Last week, me and my boyfriend decided to use a day of public holiday to enjoy our favourite northmost village of Iceland called Siglufjordur. We drove from Dalvík (30 mins drive from Akureyri) along the fjord and decided to test a new tunnel instead of driving the old mountain pass road.
This means that we would see an island Hrisey in the fjord from the road and see as far as Grindavik (a small fishing village on the other side of Eyjafjordur). If the visibility is good one can even see Grimsey on the horizon (located above the Arctic circle). Before getting to Olafsfjordur, you drive in through a one-lane tunnel. We call it a tunnel of trolls as it looks like a cave inside and can be quite an experience to drive through it.
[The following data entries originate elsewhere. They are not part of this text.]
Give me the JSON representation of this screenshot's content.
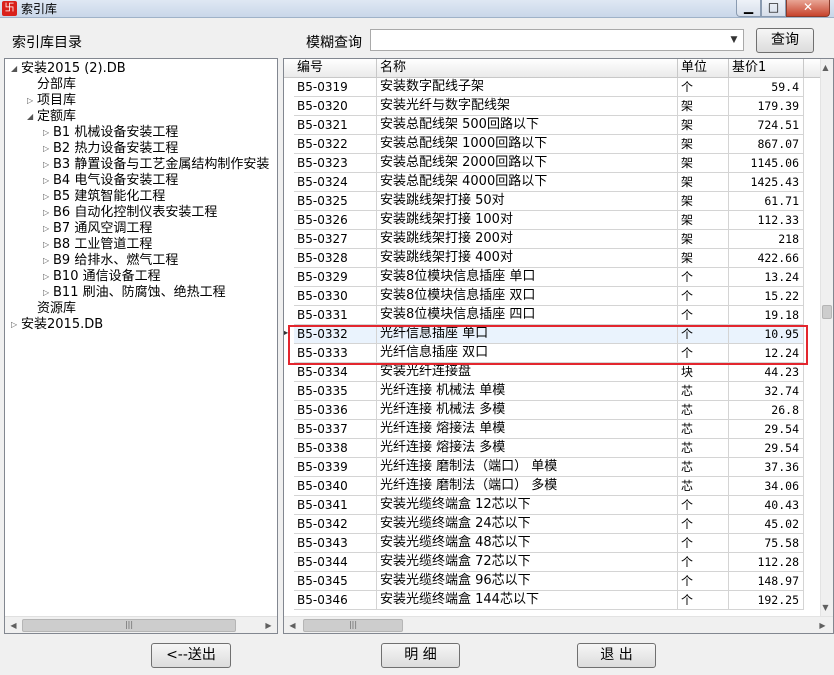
{
  "window": {
    "title": "索引库",
    "app_icon": "卐",
    "min_icon": "▁",
    "max_icon": "□",
    "close_icon": "✕"
  },
  "toolbar": {
    "dir_label": "索引库目录",
    "search_label": "模糊查询",
    "search_value": "",
    "dropdown_icon": "▼",
    "query_button": "查询"
  },
  "tree": {
    "expanded_icon": "◢",
    "collapsed_icon": "▷",
    "items": [
      {
        "label": "安装2015 (2).DB",
        "level": 0,
        "state": "expanded"
      },
      {
        "label": "分部库",
        "level": 1,
        "state": "leaf"
      },
      {
        "label": "项目库",
        "level": 1,
        "state": "collapsed"
      },
      {
        "label": "定额库",
        "level": 1,
        "state": "expanded"
      },
      {
        "label": "B1 机械设备安装工程",
        "level": 2,
        "state": "collapsed"
      },
      {
        "label": "B2 热力设备安装工程",
        "level": 2,
        "state": "collapsed"
      },
      {
        "label": "B3 静置设备与工艺金属结构制作安装",
        "level": 2,
        "state": "collapsed"
      },
      {
        "label": "B4 电气设备安装工程",
        "level": 2,
        "state": "collapsed"
      },
      {
        "label": "B5 建筑智能化工程",
        "level": 2,
        "state": "collapsed"
      },
      {
        "label": "B6 自动化控制仪表安装工程",
        "level": 2,
        "state": "collapsed"
      },
      {
        "label": "B7 通风空调工程",
        "level": 2,
        "state": "collapsed"
      },
      {
        "label": "B8 工业管道工程",
        "level": 2,
        "state": "collapsed"
      },
      {
        "label": "B9 给排水、燃气工程",
        "level": 2,
        "state": "collapsed"
      },
      {
        "label": "B10 通信设备工程",
        "level": 2,
        "state": "collapsed"
      },
      {
        "label": "B11 刷油、防腐蚀、绝热工程",
        "level": 2,
        "state": "collapsed"
      },
      {
        "label": "资源库",
        "level": 1,
        "state": "leaf"
      },
      {
        "label": "安装2015.DB",
        "level": 0,
        "state": "collapsed"
      }
    ]
  },
  "grid": {
    "columns": [
      "编号",
      "名称",
      "单位",
      "基价1"
    ],
    "selected_marker": "▶",
    "rows": [
      {
        "code": "B5-0319",
        "name": "安装数字配线子架",
        "unit": "个",
        "price": "59.4"
      },
      {
        "code": "B5-0320",
        "name": "安装光纤与数字配线架",
        "unit": "架",
        "price": "179.39"
      },
      {
        "code": "B5-0321",
        "name": "安装总配线架 500回路以下",
        "unit": "架",
        "price": "724.51"
      },
      {
        "code": "B5-0322",
        "name": "安装总配线架 1000回路以下",
        "unit": "架",
        "price": "867.07"
      },
      {
        "code": "B5-0323",
        "name": "安装总配线架 2000回路以下",
        "unit": "架",
        "price": "1145.06"
      },
      {
        "code": "B5-0324",
        "name": "安装总配线架 4000回路以下",
        "unit": "架",
        "price": "1425.43"
      },
      {
        "code": "B5-0325",
        "name": "安装跳线架打接 50对",
        "unit": "架",
        "price": "61.71"
      },
      {
        "code": "B5-0326",
        "name": "安装跳线架打接 100对",
        "unit": "架",
        "price": "112.33"
      },
      {
        "code": "B5-0327",
        "name": "安装跳线架打接 200对",
        "unit": "架",
        "price": "218"
      },
      {
        "code": "B5-0328",
        "name": "安装跳线架打接 400对",
        "unit": "架",
        "price": "422.66"
      },
      {
        "code": "B5-0329",
        "name": "安装8位模块信息插座 单口",
        "unit": "个",
        "price": "13.24"
      },
      {
        "code": "B5-0330",
        "name": "安装8位模块信息插座 双口",
        "unit": "个",
        "price": "15.22"
      },
      {
        "code": "B5-0331",
        "name": "安装8位模块信息插座 四口",
        "unit": "个",
        "price": "19.18"
      },
      {
        "code": "B5-0332",
        "name": "光纤信息插座 单口",
        "unit": "个",
        "price": "10.95"
      },
      {
        "code": "B5-0333",
        "name": "光纤信息插座 双口",
        "unit": "个",
        "price": "12.24"
      },
      {
        "code": "B5-0334",
        "name": "安装光纤连接盘",
        "unit": "块",
        "price": "44.23"
      },
      {
        "code": "B5-0335",
        "name": "光纤连接 机械法 单模",
        "unit": "芯",
        "price": "32.74"
      },
      {
        "code": "B5-0336",
        "name": "光纤连接 机械法 多模",
        "unit": "芯",
        "price": "26.8"
      },
      {
        "code": "B5-0337",
        "name": "光纤连接 熔接法 单模",
        "unit": "芯",
        "price": "29.54"
      },
      {
        "code": "B5-0338",
        "name": "光纤连接 熔接法 多模",
        "unit": "芯",
        "price": "29.54"
      },
      {
        "code": "B5-0339",
        "name": "光纤连接 磨制法（端口） 单模",
        "unit": "芯",
        "price": "37.36"
      },
      {
        "code": "B5-0340",
        "name": "光纤连接 磨制法（端口） 多模",
        "unit": "芯",
        "price": "34.06"
      },
      {
        "code": "B5-0341",
        "name": "安装光缆终端盒 12芯以下",
        "unit": "个",
        "price": "40.43"
      },
      {
        "code": "B5-0342",
        "name": "安装光缆终端盒 24芯以下",
        "unit": "个",
        "price": "45.02"
      },
      {
        "code": "B5-0343",
        "name": "安装光缆终端盒 48芯以下",
        "unit": "个",
        "price": "75.58"
      },
      {
        "code": "B5-0344",
        "name": "安装光缆终端盒 72芯以下",
        "unit": "个",
        "price": "112.28"
      },
      {
        "code": "B5-0345",
        "name": "安装光缆终端盒 96芯以下",
        "unit": "个",
        "price": "148.97"
      },
      {
        "code": "B5-0346",
        "name": "安装光缆终端盒 144芯以下",
        "unit": "个",
        "price": "192.25"
      }
    ]
  },
  "scrollbars": {
    "left_arrow": "◀",
    "right_arrow": "▶",
    "up_arrow": "▲",
    "down_arrow": "▼",
    "thumb_grip": "|||"
  },
  "buttons": {
    "send": "<--送出",
    "detail": "明 细",
    "exit": "退 出"
  }
}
Having passed Olafsjordur, we carried on to a two-lane tunnel (more modern and much brighter than the first one) that gets you first to Hedinsfjordur (once a pristine fjord that was only accessible by boat) and then to Siglufjordur.
Our plan was to have nice breakfast in a local bakery and stroll around the town, visiting our friends (I used to live there for a year) and end the day with a quality dinner in a wonderful local restaurant Hanes Boy. Even-though, it was a public holiday (or maybe because of that), neither of the two places was open. There´s a must see in Siglufjordur and it is an exceptional museum (awarded many prizes). It was open and will be during this summer, so make sure you include a visit there in your plan. On top of this, there are also nice walking trails above the town with great views, so we definitely recommend.
All in all, summer should be more lively and places should be open, so we hope that you´ll enjoy your time in 'Siglo', once you make it here. Those interested in hiking in the mountains, you might easily stay a few days, making hikes every day and exploring local majestic mountains overlooking the fjord. Once leaving Siglo, you might consider the other way (heading west) towards Ketilas and either take the old mountain pass road or take the ringroad number 1 and stop by in Holar and Hofsos - (don´t forget about the pool there)on the way.